· 5-6% qualify for English 

· 3-4% qualify for Maths 

· 1.5-2.5% qualify for English and Maths 


Out of these apprentices, none had received an exemption for English and Maths. This means that, of the 19,900 apprenticeship commitments logged in the Government’s January 2020 apprenticeship statistics, there could be approximately 500 learners who are missing out on the vital support and adjustments they might need in order to successfully complete their apprenticeship. 


While £3.2bn was provided for apprenticeships before the Coronavirus outbreak, this translated to completion rates of only 63% for those with LDD. However, with the right support in place, we believe this can be significantly higher. For example, Bradford college presents with an 82.1% completion rate for learners identified with LDD. A difference of 19.1% from average. 
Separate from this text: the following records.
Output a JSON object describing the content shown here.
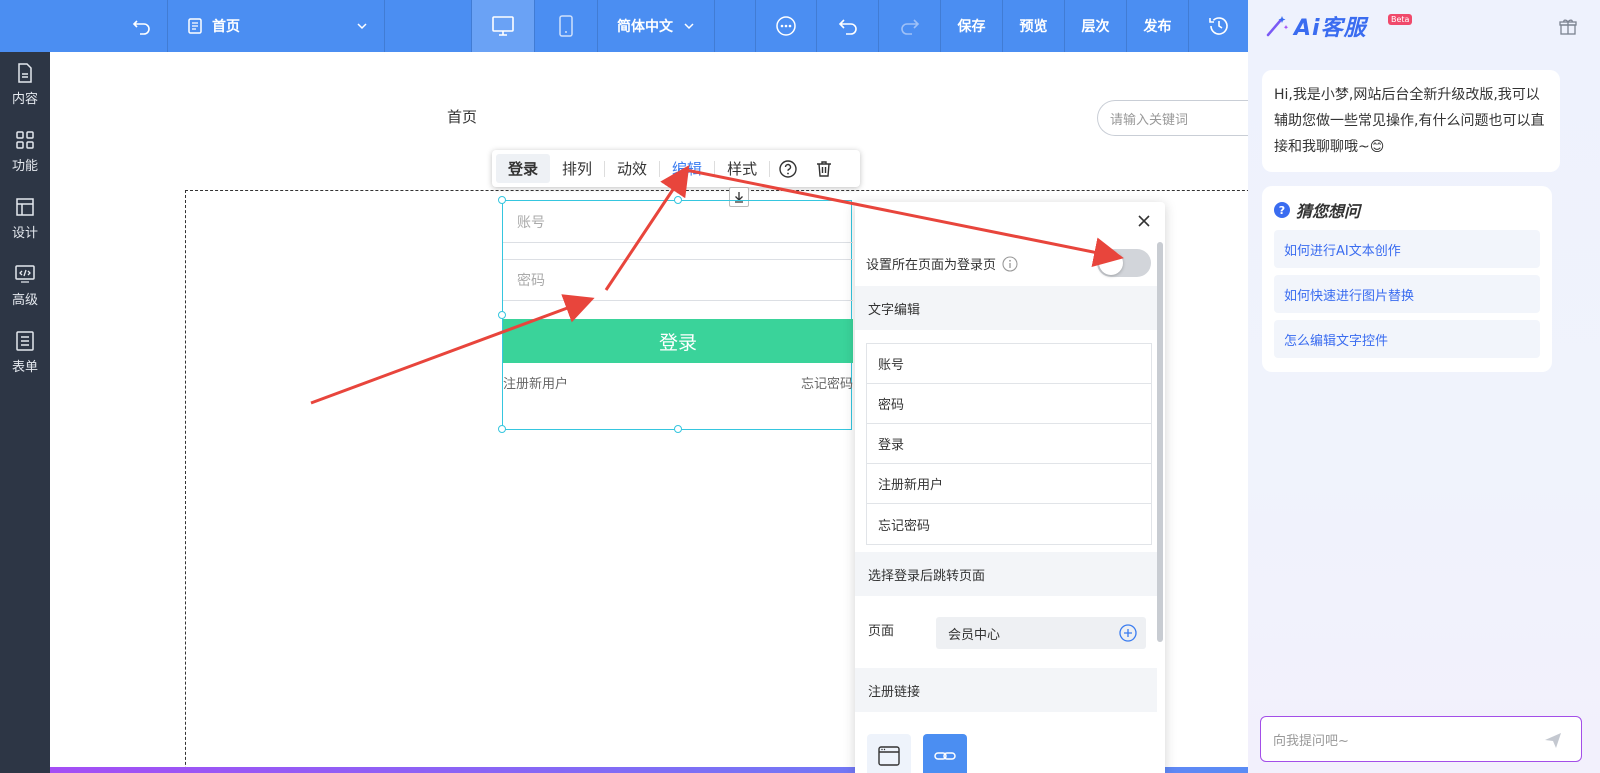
{
  "toolbar": {
    "page_name": "首页",
    "language": "简体中文",
    "save": "保存",
    "preview": "预览",
    "layers": "层次",
    "publish": "发布"
  },
  "sidebar": {
    "items": [
      {
        "label": "内容",
        "icon": "document-icon"
      },
      {
        "label": "功能",
        "icon": "grid-icon"
      },
      {
        "label": "设计",
        "icon": "layout-icon"
      },
      {
        "label": "高级",
        "icon": "code-monitor-icon"
      },
      {
        "label": "表单",
        "icon": "form-icon"
      }
    ]
  },
  "canvas": {
    "page_label": "首页",
    "search_placeholder": "请输入关键词"
  },
  "float_toolbar": {
    "items": [
      "登录",
      "排列",
      "动效",
      "编辑",
      "样式"
    ],
    "active": "编辑"
  },
  "login_widget": {
    "account_placeholder": "账号",
    "password_placeholder": "密码",
    "login_button": "登录",
    "register_link": "注册新用户",
    "forgot_link": "忘记密码",
    "button_color": "#3ad39a"
  },
  "settings_panel": {
    "toggle_label": "设置所在页面为登录页",
    "toggle_on": false,
    "text_edit_title": "文字编辑",
    "text_items": [
      "账号",
      "密码",
      "登录",
      "注册新用户",
      "忘记密码"
    ],
    "redirect_title": "选择登录后跳转页面",
    "redirect_label": "页面",
    "redirect_value": "会员中心",
    "register_link_title": "注册链接"
  },
  "ai_panel": {
    "logo_text": "Ai客服",
    "beta": "Beta",
    "greeting": "Hi,我是小梦,网站后台全新升级改版,我可以辅助您做一些常见操作,有什么问题也可以直接和我聊聊哦~😊",
    "suggest_title": "猜您想问",
    "suggestions": [
      "如何进行AI文本创作",
      "如何快速进行图片替换",
      "怎么编辑文字控件"
    ],
    "input_placeholder": "向我提问吧~"
  },
  "colors": {
    "toolbar_bg": "#4b8ef2",
    "sidebar_bg": "#2d3645",
    "accent": "#3a6cf0",
    "arrow": "#e8453c"
  }
}
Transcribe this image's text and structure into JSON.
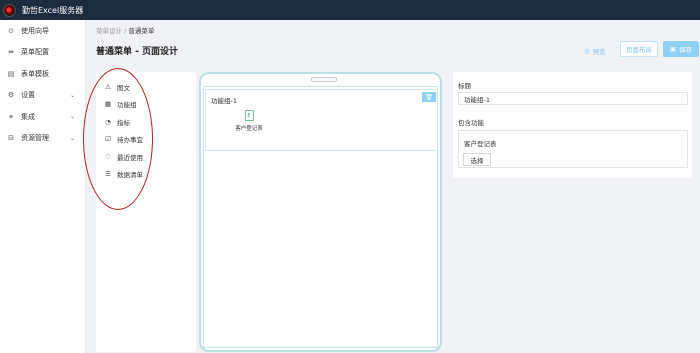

Summary / What we want to see

While we welcome the Government’s commitment to providing more young people with greater opportunities, but to date we have not seen enough of a commitment to ensure that people with a learning disability will benefit from these reforms. The Skills and Post-16 Education Bill fails to mention some schemes that help people with a learning disability, especially Supported Internsh ips, and we hope that this will be rectified during the Bill’s passage.

Including Supported Internships in this legislation is crucial in ensuring that the various offers and pathways into employment work in harmony. P eople with a learning disability must be allowed to pursue the right pathway for them rather than this being skewed by employers preferring some programmes due to better incentives , Government support and/ or advertisement .

Additionally, we want to see more of a commitment to ensuring that people with Education, Health and Care Plans (EHCP), as well as disabled people without an EHCP, are included in the development of local skills improvement plans. Leaving this group out will only further entrench the current barriers people with a learning disability face in finding sustainable paid employment.

December 2021



Prepared 8th December 2021